The ROG Phone 5 is also a very familiar phone but Asus in its own way, has dropped subtle signs that it marks the beginning of a new chapter. Launching multiple variants is of course, one hint. Then there is the fact that Asus has not launched any new gaming accessory (aside from the cover and AeroActive Cooler) this year while ending support for the TwinView Dock and Mobile Desktop Dock citing poor sales. And we are still to hear any concrete plans on developer partnerships to jump-start the ecosystem.
There is no denying that it wants non-gamers to feel at home too, possibly the main reason behind the phone’s toned-down looks. All for good reason. You can choose to disable all its gaming shenanigans and use this thing as a regular Android phone. You can’t do that with a Black Shark or Lenovo Legion or even the Red Magic without drawing unnecessary attention. At a time when OnePlus is marketing the OnePlus 9R as a gaming phone — of all things — can you really blame Asus for stepping in and setting the record straight? There are also brands like iQOO launching near identical gaming rigs at even more affordable prices that most people would be happy to pick. It is all connected.
Problem with Asus’s current approach is that it isn’t taking a lot of risks. Neither is it giving buyers any incentive. Even though it has a very capable product in its kitty.
With the kind of hardware that the ROG Phone 5 comes with, it is expected to have:
- A great, colour accurate display which is both fast and smooth.
- Top-notch performance, clean user interface without any duplicate apps or ads, Armoury Crate for PC-like control of the SoC.
- Great battery life.
The ROG Phone 5 lives up to its hardware, but it could have done better had Asus:
- Cranked up the resolution to Quad-HD (at least, in the pro and ultimate models).
- Supplied the AeroActive Cooler accessory in the box with the regular ROG Phone 5 free of charge or for early bird buyers (pro and ultimate models ship with one) to ensure more people could enjoy “throttle-free” sustained performance. As much as Asus would have you believe it has managed the thermals well, the ROG Phone can get toasty really fast even more so during unforgiving Indian summers.
- Let users actually benefit from 65W fast charging since all the models ship with a paltry 30W charger in the box.
If you are wondering why I did not mention the cameras, well, that’s because Asus chose to not change them at all this year. They were barely serviceable last year anyway, and competition has only got better in all this time. If there is one thing that Asus needs to work on right away, this is most definitely it.
ROG Phone 5 is on top of its game but at what cost?
There is no doubt that the ROG Phone 5 is the best gaming phone in the Indian market today, but it is no longer the ultimate gaming phone around.
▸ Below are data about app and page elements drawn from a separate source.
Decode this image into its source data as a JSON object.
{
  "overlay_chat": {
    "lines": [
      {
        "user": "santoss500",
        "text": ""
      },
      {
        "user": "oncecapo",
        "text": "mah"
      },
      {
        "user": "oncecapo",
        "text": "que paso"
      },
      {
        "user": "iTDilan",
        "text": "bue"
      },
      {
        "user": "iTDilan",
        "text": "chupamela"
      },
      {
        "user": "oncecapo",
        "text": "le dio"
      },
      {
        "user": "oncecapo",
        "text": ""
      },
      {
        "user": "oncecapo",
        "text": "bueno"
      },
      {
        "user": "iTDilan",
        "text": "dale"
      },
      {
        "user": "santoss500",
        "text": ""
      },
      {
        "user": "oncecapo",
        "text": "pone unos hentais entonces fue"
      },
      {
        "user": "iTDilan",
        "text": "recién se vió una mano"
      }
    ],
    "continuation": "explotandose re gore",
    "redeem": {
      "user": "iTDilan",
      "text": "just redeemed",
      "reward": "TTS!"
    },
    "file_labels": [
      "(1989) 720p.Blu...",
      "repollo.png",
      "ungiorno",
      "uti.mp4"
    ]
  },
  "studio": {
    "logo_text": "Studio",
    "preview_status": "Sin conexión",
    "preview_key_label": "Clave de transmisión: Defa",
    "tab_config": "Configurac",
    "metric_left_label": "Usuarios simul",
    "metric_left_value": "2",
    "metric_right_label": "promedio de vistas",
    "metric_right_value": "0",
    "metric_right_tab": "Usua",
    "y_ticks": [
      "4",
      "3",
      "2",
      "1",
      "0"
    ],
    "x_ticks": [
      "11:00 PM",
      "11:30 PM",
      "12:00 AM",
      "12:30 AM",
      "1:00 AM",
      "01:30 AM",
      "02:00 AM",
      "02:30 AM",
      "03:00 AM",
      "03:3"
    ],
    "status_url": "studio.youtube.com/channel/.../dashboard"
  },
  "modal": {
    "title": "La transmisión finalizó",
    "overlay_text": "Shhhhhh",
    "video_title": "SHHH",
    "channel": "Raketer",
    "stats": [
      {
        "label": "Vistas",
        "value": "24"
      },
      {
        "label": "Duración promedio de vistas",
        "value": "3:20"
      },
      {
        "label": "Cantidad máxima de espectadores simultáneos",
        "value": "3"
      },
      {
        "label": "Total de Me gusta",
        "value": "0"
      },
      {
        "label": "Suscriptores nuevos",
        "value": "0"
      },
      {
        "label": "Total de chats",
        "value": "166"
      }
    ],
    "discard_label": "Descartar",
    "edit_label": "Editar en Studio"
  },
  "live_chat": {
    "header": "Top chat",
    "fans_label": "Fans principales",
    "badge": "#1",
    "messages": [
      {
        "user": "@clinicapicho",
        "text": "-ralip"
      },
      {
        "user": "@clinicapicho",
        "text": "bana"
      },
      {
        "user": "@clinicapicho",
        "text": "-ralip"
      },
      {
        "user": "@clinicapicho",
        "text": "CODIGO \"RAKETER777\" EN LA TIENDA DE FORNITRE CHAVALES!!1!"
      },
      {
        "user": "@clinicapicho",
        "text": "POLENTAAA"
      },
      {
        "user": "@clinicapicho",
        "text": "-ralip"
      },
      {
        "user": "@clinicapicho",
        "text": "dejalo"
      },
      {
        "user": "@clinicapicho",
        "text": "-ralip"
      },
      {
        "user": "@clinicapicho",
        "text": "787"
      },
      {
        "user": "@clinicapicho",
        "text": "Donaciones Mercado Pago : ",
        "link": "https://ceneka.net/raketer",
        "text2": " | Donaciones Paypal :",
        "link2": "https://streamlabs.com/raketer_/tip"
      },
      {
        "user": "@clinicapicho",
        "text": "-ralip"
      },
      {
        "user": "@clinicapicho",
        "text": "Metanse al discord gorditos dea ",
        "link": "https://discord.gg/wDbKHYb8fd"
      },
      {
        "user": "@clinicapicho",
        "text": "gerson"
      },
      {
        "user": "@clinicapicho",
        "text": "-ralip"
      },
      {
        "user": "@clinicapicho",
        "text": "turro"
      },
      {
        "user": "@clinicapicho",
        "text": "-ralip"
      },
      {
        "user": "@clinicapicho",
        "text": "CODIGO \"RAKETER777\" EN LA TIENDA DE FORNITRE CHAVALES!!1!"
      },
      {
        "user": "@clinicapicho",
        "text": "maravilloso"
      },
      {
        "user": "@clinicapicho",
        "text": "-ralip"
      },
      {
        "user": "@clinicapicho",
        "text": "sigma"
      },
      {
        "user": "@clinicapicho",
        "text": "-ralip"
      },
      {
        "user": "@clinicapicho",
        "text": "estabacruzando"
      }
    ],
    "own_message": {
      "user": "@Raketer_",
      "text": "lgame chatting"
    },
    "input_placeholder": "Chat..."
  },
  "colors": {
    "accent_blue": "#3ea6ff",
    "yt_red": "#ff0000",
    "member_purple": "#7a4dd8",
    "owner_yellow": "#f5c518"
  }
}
Before you ask, this is not a clever wordplay — the ROG Phone 5 Ultimate isn’t the ultimate gaming phone either though I must say, all the extra goodies that Asus is bundling with it (considering it is a limited edition) are tempting. Asus has priced these phones well keeping them more affordable than a Samsung Galaxy S21 Ultra or iPhone 12 Pro Max or even the OnePlus 9 Pro for that matter. But to be completely honest, the ultimate gaming phone no longer exists in India.
Question is with more and more brands breaking the ceiling for high-end gaming on a budget, how many would be willing to take the leap of faith for the ROG Phone 5.
Pros: Great, colour accurate display, Fast performance, Ad-free software, Gaming chops work well, Great battery life
Cons: Big and bulky, Heats up when stressed, Average cameras, No 65W charger in box